Every entry below should be printed again exactly as it reads.
*** Opening Material shown ***
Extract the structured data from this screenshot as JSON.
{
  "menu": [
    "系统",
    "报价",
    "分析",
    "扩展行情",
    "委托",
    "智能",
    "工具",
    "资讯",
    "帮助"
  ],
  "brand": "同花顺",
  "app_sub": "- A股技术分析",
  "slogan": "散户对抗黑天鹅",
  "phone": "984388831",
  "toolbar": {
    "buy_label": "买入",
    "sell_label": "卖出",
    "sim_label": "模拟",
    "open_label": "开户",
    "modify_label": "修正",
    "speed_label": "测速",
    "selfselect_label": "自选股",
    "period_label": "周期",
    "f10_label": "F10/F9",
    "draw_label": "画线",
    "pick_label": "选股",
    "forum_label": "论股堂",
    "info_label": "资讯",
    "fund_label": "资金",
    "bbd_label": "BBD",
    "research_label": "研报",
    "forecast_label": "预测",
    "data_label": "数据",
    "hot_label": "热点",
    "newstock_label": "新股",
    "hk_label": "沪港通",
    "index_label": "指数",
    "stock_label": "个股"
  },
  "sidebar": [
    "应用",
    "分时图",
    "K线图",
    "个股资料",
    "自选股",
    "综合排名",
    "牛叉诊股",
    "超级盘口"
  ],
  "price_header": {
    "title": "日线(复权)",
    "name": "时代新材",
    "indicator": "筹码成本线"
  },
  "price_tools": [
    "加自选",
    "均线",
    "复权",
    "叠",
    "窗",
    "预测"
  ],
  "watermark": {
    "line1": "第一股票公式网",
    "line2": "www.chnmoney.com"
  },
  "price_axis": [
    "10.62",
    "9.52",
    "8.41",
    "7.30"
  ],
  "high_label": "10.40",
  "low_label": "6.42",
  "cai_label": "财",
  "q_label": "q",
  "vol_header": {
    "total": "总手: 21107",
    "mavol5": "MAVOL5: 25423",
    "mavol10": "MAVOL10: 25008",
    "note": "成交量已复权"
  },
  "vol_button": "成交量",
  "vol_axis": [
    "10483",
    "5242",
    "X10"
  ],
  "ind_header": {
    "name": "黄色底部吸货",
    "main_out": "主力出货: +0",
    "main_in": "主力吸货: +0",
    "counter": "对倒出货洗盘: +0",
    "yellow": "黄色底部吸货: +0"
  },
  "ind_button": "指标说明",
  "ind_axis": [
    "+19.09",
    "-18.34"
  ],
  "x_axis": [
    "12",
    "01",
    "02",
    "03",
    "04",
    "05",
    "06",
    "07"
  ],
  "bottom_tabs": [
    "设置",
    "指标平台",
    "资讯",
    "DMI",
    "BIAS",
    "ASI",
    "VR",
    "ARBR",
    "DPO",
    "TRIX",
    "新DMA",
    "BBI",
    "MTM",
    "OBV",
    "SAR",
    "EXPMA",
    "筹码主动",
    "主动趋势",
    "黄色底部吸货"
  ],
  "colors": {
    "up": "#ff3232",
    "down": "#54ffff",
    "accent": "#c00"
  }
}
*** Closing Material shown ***
Solution for this task
Extract the structured data from this screenshot as JSON.
{
  "menu": [
    "系统",
    "报价",
    "分析",
    "扩展行情",
    "委托",
    "智能",
    "工具",
    "资讯",
    "帮助"
  ],
  "brand": "同花顺",
  "app_sub": "- A股技术分析",
  "slogan": "散户对抗黑天鹅",
  "phone": "984388831",
  "toolbar": {
    "buy_label": "买入",
    "sell_label": "卖出",
    "sim_label": "模拟",
    "open_label": "开户",
    "modify_label": "修正",
    "speed_label": "测速",
    "selfselect_label": "自选股",
    "period_label": "周期",
    "f10_label": "F10/F9",
    "draw_label": "画线",
    "pick_label": "选股",
    "forum_label": "论股堂",
    "info_label": "资讯",
    "fund_label": "资金",
    "bbd_label": "BBD",
    "research_label": "研报",
    "forecast_label": "预测",
    "data_label": "数据",
    "hot_label": "热点",
    "newstock_label": "新股",
    "hk_label": "沪港通",
    "index_label": "指数",
    "stock_label": "个股"
  },
  "sidebar": [
    "应用",
    "分时图",
    "K线图",
    "个股资料",
    "自选股",
    "综合排名",
    "牛叉诊股",
    "超级盘口"
  ],
  "price_header": {
    "title": "日线(复权)",
    "name": "时代新材",
    "indicator": "筹码成本线"
  },
  "price_tools": [
    "加自选",
    "均线",
    "复权",
    "叠",
    "窗",
    "预测"
  ],
  "watermark": {
    "line1": "第一股票公式网",
    "line2": "www.chnmoney.com"
  },
  "price_axis": [
    "10.62",
    "9.52",
    "8.41",
    "7.30"
  ],
  "high_label": "10.40",
  "low_label": "6.42",
  "cai_label": "财",
  "q_label": "q",
  "vol_header": {
    "total": "总手: 21107",
    "mavol5": "MAVOL5: 25423",
    "mavol10": "MAVOL10: 25008",
    "note": "成交量已复权"
  },
  "vol_button": "成交量",
  "vol_axis": [
    "10483",
    "5242",
    "X10"
  ],
  "ind_header": {
    "name": "黄色底部吸货",
    "main_out": "主力出货: +0",
    "main_in": "主力吸货: +0",
    "counter": "对倒出货洗盘: +0",
    "yellow": "黄色底部吸货: +0"
  },
  "ind_button": "指标说明",
  "ind_axis": [
    "+19.09",
    "-18.34"
  ],
  "x_axis": [
    "12",
    "01",
    "02",
    "03",
    "04",
    "05",
    "06",
    "07"
  ],
  "bottom_tabs": [
    "设置",
    "指标平台",
    "资讯",
    "DMI",
    "BIAS",
    "ASI",
    "VR",
    "ARBR",
    "DPO",
    "TRIX",
    "新DMA",
    "BBI",
    "MTM",
    "OBV",
    "SAR",
    "EXPMA",
    "筹码主动",
    "主动趋势",
    "黄色底部吸货"
  ],
  "colors": {
    "up": "#ff3232",
    "down": "#54ffff",
    "accent": "#c00"
  }
}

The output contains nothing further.